3) information supporting follow-up inspections to identify violations
4) data and trend analysis to support health decisions and possible regulatory and statutory changes
Monitoring equipment will include SUV based mobile vehicles to track plumes, 17 sensors placed on eight foot poles, canister monitoring, and hand-held devices. Council Member Kreeger questioned if the hourly data from the 17 sensors was adequate and the Staff said it would check into that further. There was also a question raised by resident Jean Lim about increasing the frequency of data posting from quarterly, with the Staff responding that this was not negotiated yet. The Staff also stated that the VOC level designating an “emergency response action” condition was not going to be stated in absolute numbers but in percentage of change due to the new technology’s variance in calibration.
The CDPHE also determined that it wants to place its CAMEL monitoring unit near the Livingston Pad for a baseline two weeks before the construction of the pad and two weeks during flowback. The Livingston Pad was chosen as a low level point of accumulation. Mayor Ahrens stated that Council was still discussing the possibility of relocating the Livingston Pad which would require the CDPHE to modify its plans if that happened.
Council Member Castriotta asked about how odor could be monitored. Staff member Laura Davis stated that it would be important for the public to report odor concerns in a timely manner with specific information but also added that it is difficult to correlate odor with health effects.

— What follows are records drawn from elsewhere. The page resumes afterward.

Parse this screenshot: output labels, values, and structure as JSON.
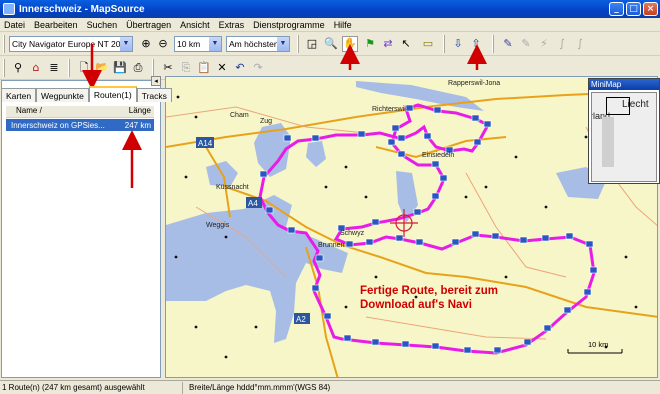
{
  "window": {
    "title": "Innerschweiz - MapSource"
  },
  "menu": [
    "Datei",
    "Bearbeiten",
    "Suchen",
    "Übertragen",
    "Ansicht",
    "Extras",
    "Dienstprogramme",
    "Hilfe"
  ],
  "toolbar": {
    "map_product": "City Navigator Europe NT 2011.4",
    "zoom_scale": "10 km",
    "detail_level": "Am höchsten"
  },
  "left_panel": {
    "tabs": [
      "Karten",
      "Wegpunkte",
      "Routen(1)",
      "Tracks"
    ],
    "active_tab": "Routen(1)",
    "columns": {
      "name": "Name",
      "sort_glyph": "/",
      "length": "Länge"
    },
    "rows": [
      {
        "name": "Innerschweiz on GPSies...",
        "length": "247 km"
      }
    ]
  },
  "map": {
    "place_labels": [
      "Rapperswil-Jona",
      "Richterswil",
      "Cham",
      "Zug",
      "Einsiedeln",
      "Küssnacht",
      "Schwyz",
      "Brunnen",
      "Weggis"
    ],
    "road_badges": [
      "A14",
      "A4",
      "A2"
    ],
    "scale_label": "10 km",
    "route_color": "#e81ce8"
  },
  "minimap": {
    "title": "MiniMap",
    "labels": [
      "Liecht",
      "rland"
    ]
  },
  "annotation": {
    "line1": "Fertige Route, bereit zum",
    "line2": "Download auf's Navi",
    "color": "#d10000"
  },
  "status": {
    "selection": "1 Route(n) (247 km gesamt) ausgewählt",
    "coords": "Breite/Länge hddd°mm.mmm'(WGS 84)"
  }
}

In the Staff’s pricing of soil gas testing around plugged and abandoned well sites, they differentiated between the cost of $100,800 to test all 72 such wells versus $60,200 to test 43 plugged and abandoned wells within 500 feet or less from a residence. Director of Special Initiative Tami Yellico stated that the first step would be to have Extraction pay for soil testing the wells it was required to test by the Operator Agreement. Council Member Shaff stated that it was adequate to have Phase I testing a certain number of wells but that it “should not be a maybe” that the rest eventually get tested.
In remarks by City Manager Ozaki regarding possible funds for air quality and soil testing, he stated that Broomfield has $2.2 million dollars of unallocated general funds that came from oil and gas property tax revenue generated since 2004.